The Bengals won't splurge on an expensive free agent QB as a solution. They would likely prefer to groom a new long-term QB for a year, like they did with Carson Palmer in 2003. It could be behind Dalton, or behind a cost-effective stopgap starter similar to Jon Kitna. Or, the rookie might earn the right to start immediately by beating out Dalton/stopgap, or start mid-season after a benching of Dalton/stopgap.

QB prospects who could go in round 1 or 2 of the 2016 NFL Draft include Cardale Jones, Connor Cook, Gunner Kiel, Cody Kessler, Kevin Hogan, and Christian Hackenberg, among other possibilities. It is plausible that one of these players could be under center for the Bengals by the start of the 2017 season, or already during the 2016 season.
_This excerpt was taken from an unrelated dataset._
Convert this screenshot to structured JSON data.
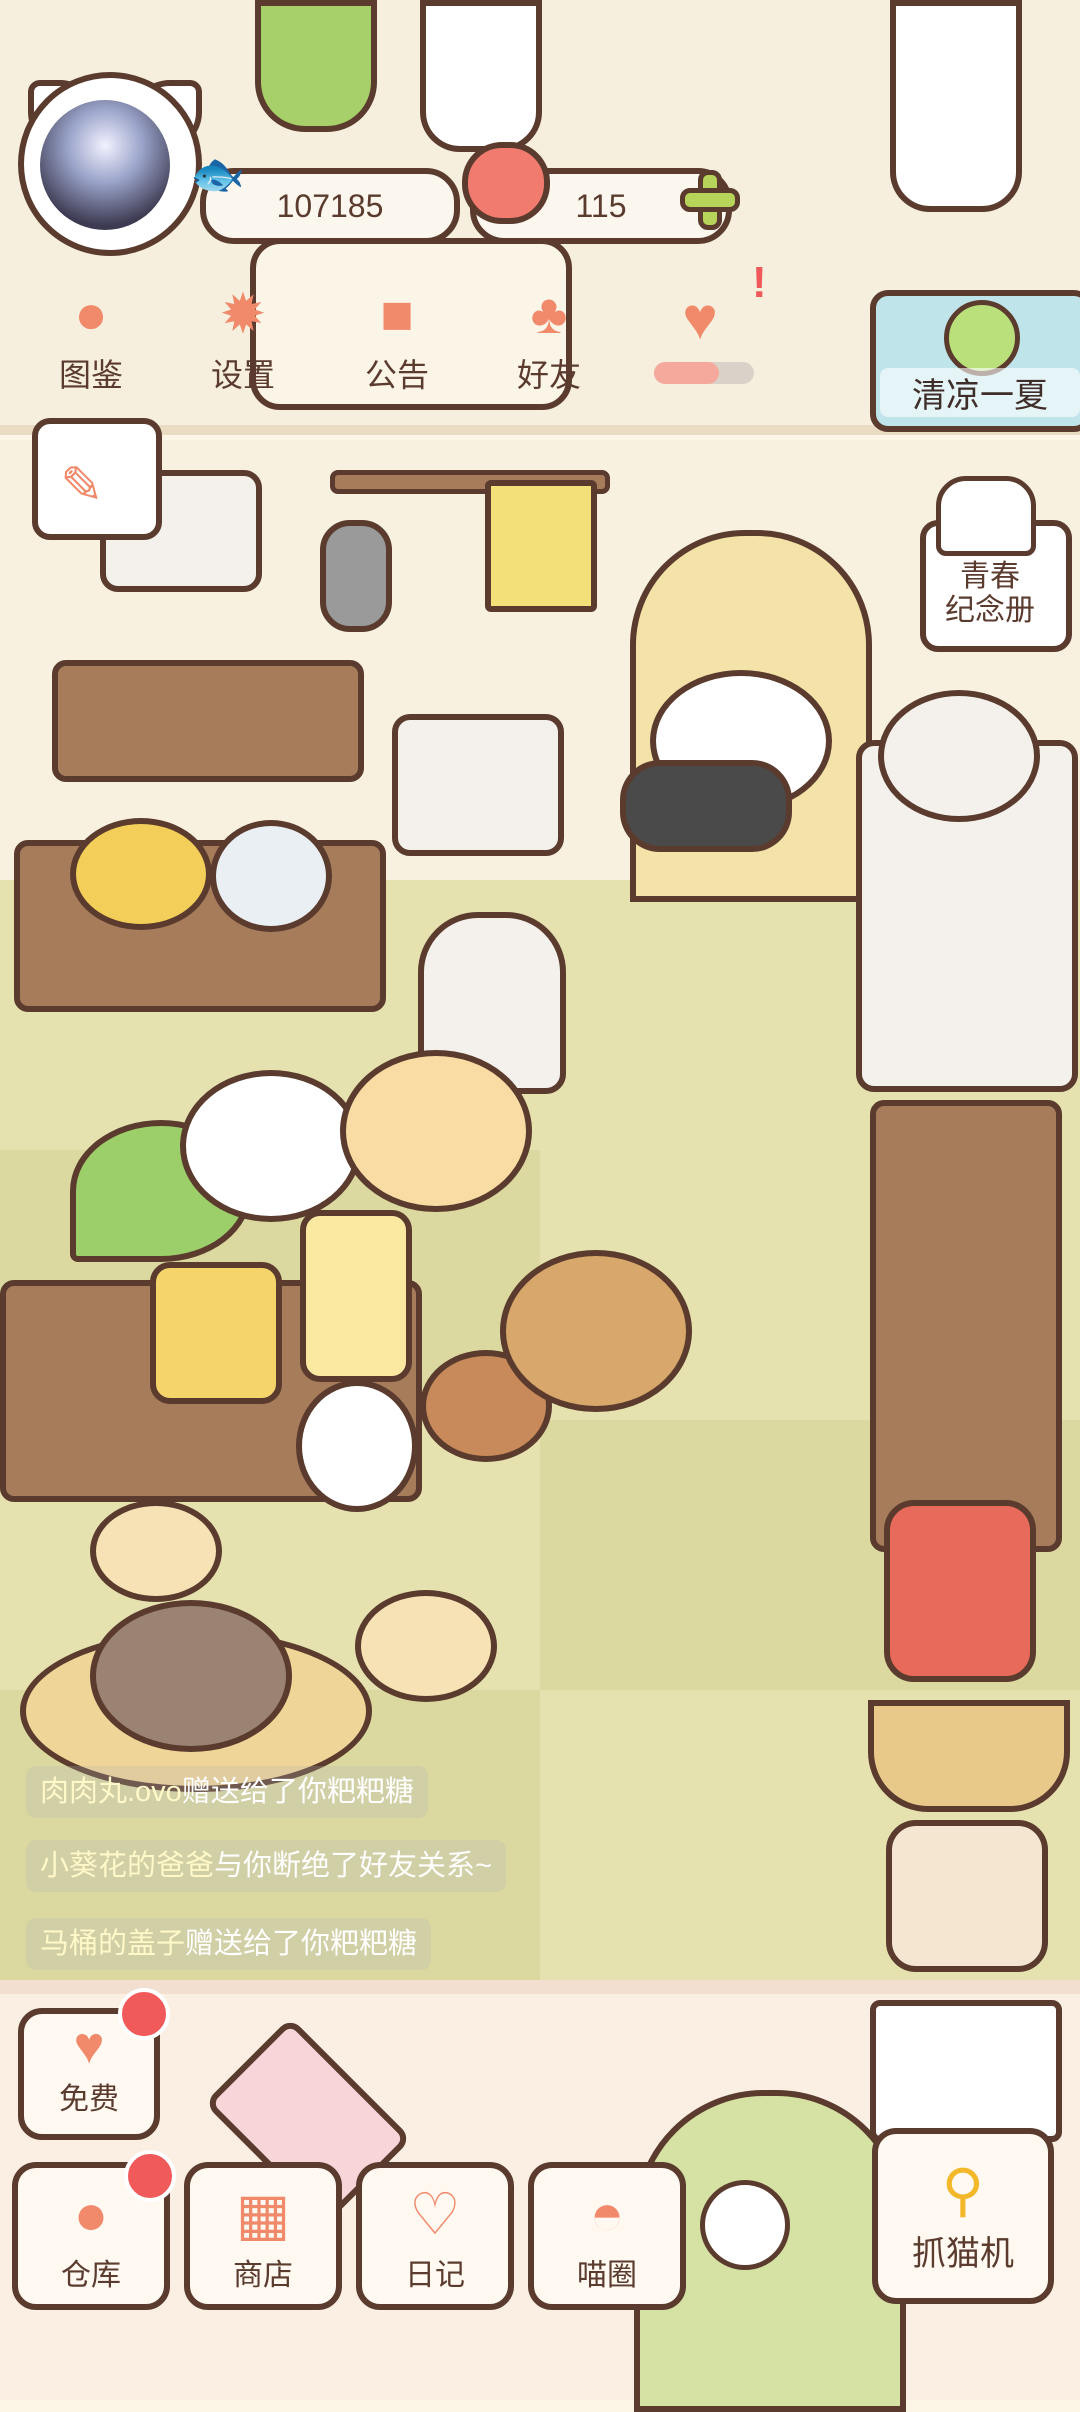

If the Bengals arrive at the deadline for Green's long-term contract without having drafted a high-round QB to be the future starter, then Green is expected to walk in free agency. In other words, if the Bengals don't draft a new QB by the 2017 offseason, then Dalton and his massive contract would be the only real choice at long-term QB, thus likely preventing Brown from giving Green a massive contract as well (considering there are others to re-sign). So at the expense of losing his best weapon, Dalton would survive as the starting QB perhaps through 2020.

  • If this is because Dalton plays his way to earning a good amount of the contract incentives, then this would be great, because it would mean Dalton is a franchise-caliber QB. If so, he should be the primary choice to keep over anyone else, including Green.
  • If this is because Dalton plays the same or regresses, but Brown is simply apathetic about finding a replacement, then this would be sadly amusing: paying long-term franchise money to a middling QB, while allowing a Hall of Fame-caliber receiver in his prime to leave. One can never count out this front office in being complacent about putting in the effort to attempt to find a replacement.

The only realistic way both Dalton and Green stay long-term is if Green somehow accepts a team-friendly contract. As long as Dalton is getting paid via his massive contract, there's almost no chance Green can receive one too. He'd have to voluntarily take a reduced price (as compared to contracts of other elite WR's) for both to stay. However, there are free-spending teams that could be willing to pay a lot for Green, so the Bengals have to be careful in playing hard-ball. For players and agents, the NFL is a business above all. Green and his agent might want to simply accept the highest offer, whether from the Bengals or another team, and no one could blame them.

Green's agent, Tom Condon, has a history of going after the highest amount of money as possible, which is his job. Condon has negotiated the most expensive contract in NFL history for a rookie (Sam Bradford), defensive player of any kind (J.J. Watt), running back (Adrian Peterson), and offensive guard (Carl Nicks). He has also recently negotiated monstrous contracts for Drew BreesPeyton ManningTony Romo, Matt RyanMario Williams, and Gerald McCoy, each around $100 million with hefty guaranteed amounts and signing bonuses. Green's contract won't necessarily be nine figures, but as long as it is somewhat close, it will not be team-friendly.

If Green leaves, then Marvin Jones or Mohamed Sanu (whoever of the two the Bengals re-sign) could be promoted to #1 WR, but more likely, the Bengals would look to draft a new high-round WR to replace Green. If Green stays and Dalton goes, then Jones/Sanu would remain the #2 WR below Green, and the team would look to the draft and free agency for the QB position.

The quarterback-receiver combo of Andy Dalton and A.J. Green will exist for at least either one or two more seasons. But after that, there is a strong chance that either Dalton could be released or Green could walk in free agency. There is also a possibility that neither of them stay long-term, if Dalton continues to underperform his contract, and if Green is deemed as not quite worthy of a big long-term contract (after his 5th-year option and franchise tag).